Migrating a VM


To ensure a smooth migration process from VMware ESXi to Proxmox, several key steps must be taken. First, SSH access must be enabled on both the VMware ESXi host and the Proxmox host, allowing for remote management and administration. Additionally, it’s crucial to have access to both systems, facilitating the migration process. Furthermore, establishing SSH connectivity between VMware ESXi and Proxmox is essential for seamless communication between the two platforms. This ensures efficient data transfer and management during migration. Moreover, it’s imperative to configure the Proxmox system or cluster in a manner similar to the ESXi setup, especially concerning networking configurations. This includes ensuring compatibility with VLANs or VXLANs for more complex setups. Additionally, both systems should either run on local storage or have access to shared storage, such as NFS, to facilitate the transfer of virtual machine data. Lastly, before initiating the migration, it’s essential to verify that the Proxmox system has sufficient available space to accommodate the imported virtual machine, ensuring a successful transition without storage constraints.

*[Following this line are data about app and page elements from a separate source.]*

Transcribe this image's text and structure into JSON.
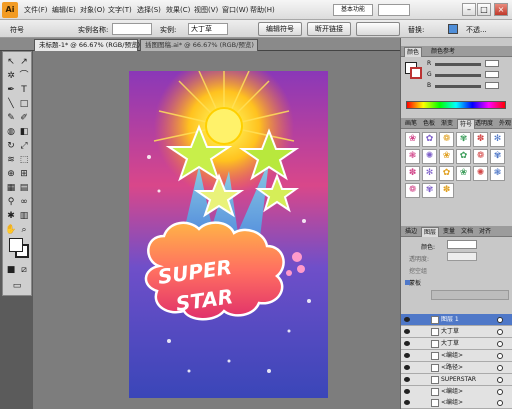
{
  "app": {
    "logo": "Ai"
  },
  "menu": [
    "文件(F)",
    "编辑(E)",
    "对象(O)",
    "文字(T)",
    "选择(S)",
    "效果(C)",
    "视图(V)",
    "窗口(W)",
    "帮助(H)"
  ],
  "workspace": {
    "label": "基本功能"
  },
  "window_controls": {
    "minimize": "–",
    "maximize": "□",
    "close": "×"
  },
  "control_bar": {
    "label_type": "符号",
    "instance_label": "实例名称:",
    "instance_value": "",
    "instance_text": "实例:",
    "symbol_name": "大丁草",
    "edit_symbol": "编辑符号",
    "break_link": "断开链接",
    "replace_label": "替换:",
    "fill_label": "不透..."
  },
  "tabs": [
    {
      "label": "未标题-1* @ 66.67% (RGB/预览)"
    },
    {
      "label": "插图图稿.ai* @ 66.67% (RGB/预览)"
    }
  ],
  "colors": {
    "accent": "#4f78c8",
    "menu_bg": "#e7e7e7",
    "panel_bg": "#c8c8c8"
  },
  "color_panel": {
    "tabs": [
      "颜色",
      "颜色参考"
    ],
    "channels": [
      "R",
      "G",
      "B"
    ]
  },
  "symbols_panel": {
    "tabs": [
      "画笔",
      "色板",
      "渐变",
      "符号",
      "透明度",
      "外观"
    ],
    "items": [
      "❀",
      "✿",
      "❁",
      "✾",
      "✽",
      "✻",
      "❃",
      "✺",
      "❀",
      "✿",
      "❁",
      "✾",
      "✽",
      "✻",
      "✿",
      "❀",
      "✺",
      "❃",
      "❁",
      "✾",
      "✽"
    ]
  },
  "layers_panel": {
    "tabs": [
      "描边",
      "图层",
      "变量",
      "文档",
      "对齐"
    ],
    "blend_label": "颜色:",
    "opacity_label": "透明度:",
    "option_label": "挖空组",
    "clip_label": "蒙板",
    "layers": [
      {
        "name": "图层 1",
        "selected": true
      },
      {
        "name": "大丁草",
        "selected": false
      },
      {
        "name": "大丁草",
        "selected": false
      },
      {
        "name": "<编组>",
        "selected": false
      },
      {
        "name": "<路径>",
        "selected": false
      },
      {
        "name": "SUPERSTAR",
        "selected": false
      },
      {
        "name": "<编组>",
        "selected": false
      },
      {
        "name": "<编组>",
        "selected": false
      }
    ]
  },
  "artwork": {
    "text_line1": "SUPER",
    "text_line2": "STAR"
  }
}
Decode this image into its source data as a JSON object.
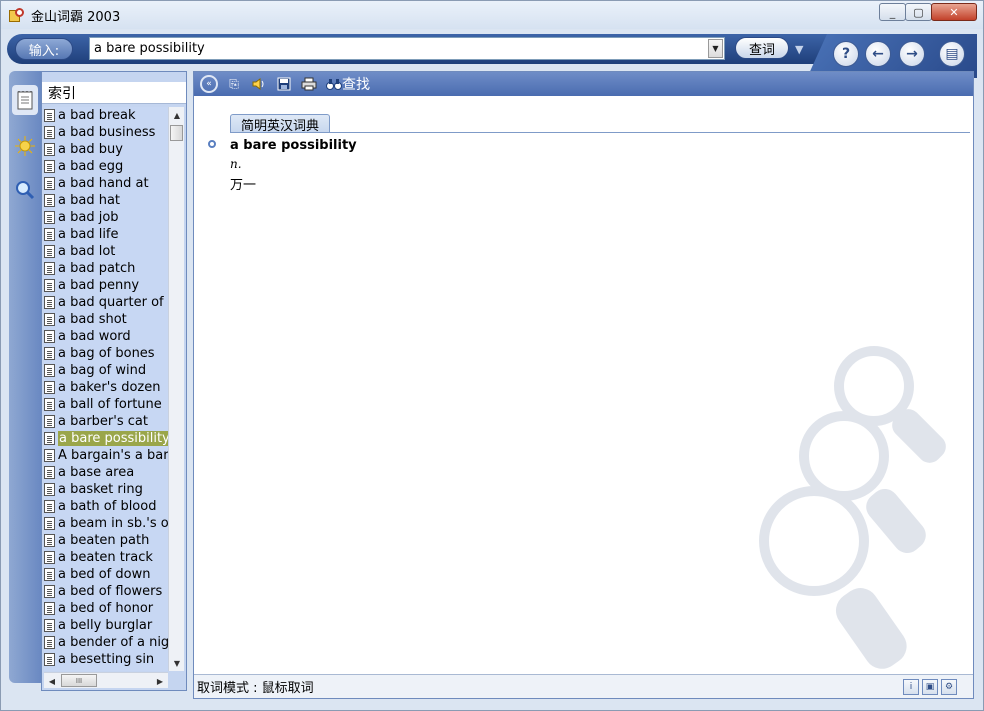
{
  "window": {
    "title": "金山词霸 2003",
    "controls": {
      "minimize": "_",
      "maximize": "▢",
      "close": "✕"
    }
  },
  "input_bar": {
    "label": "输入:",
    "query": "a bare possibility",
    "search_button": "查词",
    "dropdown_glyph": "▼",
    "query_arrow_glyph": "▼",
    "help_glyph": "?",
    "back_glyph": "←",
    "forward_glyph": "→",
    "menu_glyph": "▤"
  },
  "sidebar_tabs": [
    {
      "name": "notebook-icon"
    },
    {
      "name": "sun-icon"
    },
    {
      "name": "magnifier-icon"
    }
  ],
  "index": {
    "header": "索引",
    "items": [
      "a bad break",
      "a bad business",
      "a bad buy",
      "a bad egg",
      "a bad hand at",
      "a bad hat",
      "a bad job",
      "a bad life",
      "a bad lot",
      "a bad patch",
      "a bad penny",
      "a bad quarter of an",
      "a bad shot",
      "a bad word",
      "a bag of bones",
      "a bag of wind",
      "a baker's dozen",
      "a ball of fortune",
      "a barber's cat",
      "a bare possibility",
      "A bargain's a barga",
      "a base area",
      "a basket ring",
      "a bath of blood",
      "a beam in sb.'s ow",
      "a beaten path",
      "a beaten track",
      "a bed of down",
      "a bed of flowers",
      "a bed of honor",
      "a belly burglar",
      "a bender of a night",
      "a besetting sin"
    ],
    "selected_index": 19,
    "scroll_up": "▲",
    "scroll_down": "▼",
    "scroll_left": "◀",
    "scroll_right": "▶",
    "hthumb_glyph": "III"
  },
  "content": {
    "toolbar": {
      "collapse_glyph": "«",
      "copy_glyph": "⎘",
      "speak_glyph": "🔈",
      "save_glyph": "💾",
      "print_glyph": "🖶",
      "find_glyph": "⚲",
      "find_label": "查找"
    },
    "dictionary_tab": "简明英汉词典",
    "headword": "a bare possibility",
    "part_of_speech": "n.",
    "meaning": "万一",
    "status": "取词模式 : 鼠标取词",
    "status_icons": [
      "info-icon",
      "page-icon",
      "wrench-icon"
    ],
    "status_glyphs": [
      "i",
      "▣",
      "⚙"
    ]
  }
}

Activate SSH on ESXi

The SSH server must be activated in order to copy the content from the ESXi system to the new location on the Proxmox server. The virtual machine will later be copied from the Proxmox server. Therefore, it is necessary that the Proxmox system can establish an SSH connection on tcp/22 to the ESXi system:

Find Source Information about VM on ESXi

One of the challenging matters in finding the location of the virtual machine holding the virtual machine disk. The path can be found within the web UI of the ESXi system:

Create a New Empty VM on Proxmox

Copy VM from ESXi to Proxmox

The content of the virtual machine (VM) will be transferred from the ESXi to the Proxmox system using the open source tool rsync for efficient synchronization and copying. Therefore, the following commands need to be executed from the Proxmox system, where we create a temporary directory to store the VM’s content:

mkdir /tmp/
cd /tmp/
rsync -avP* .

Depending on the file size of them virtual machine and the network connectivity this process may take some time.

Import VM in Proxmox

Afterwards, the disk is imported using the qm utility, defining the VM ID (which got created during the VM creation process), along with specifying the disk name (which has been copied over) and the destination data storage on the Proxmox system where the VM disk should be stored:

qm disk import 119 local-lvm

Depending on the creation format of the VM or the exporting format there may be multiple disk files which may also be suffixed by _flat. This procedure needs to be repeated by all available disks.

Starting the VM

In the final step, all settings, resources, definitions and customizations of the system should be thoroughly reviewed. One validated, the VM can be launched, ensuring that all components are correctly configured for operation within the Proxmox environment.


This article only covers one of many possible methods for migrations in simple, standalone setups. In more complex environments involving multiple host nodes and different storage systems like fibre channel or network storage, there are significant differences and additional considerations. Additionally, there may be specific requirements regarding availability and Service Level Agreements (SLAs) to be concern. This may be very specific for each environment. Feel free to contact us for personalized guidance on your specific migration needs at any time. We are also pleased to offer our support in related areas in open source such as virtualization (e.g., OpenStack, VirtualBox) and topics pertaining to cloud migrations.


On the 27th of March, Proxmox released their new import wizard (pve-esxi-import-tools) which makes migrations from VMware ESXi instances to a Proxmox environment much easier. Within an upcoming blog post we will provide more information about the new tooling and cases where this might be more useful but also covering the corner cases where the new import wizard cannot be used.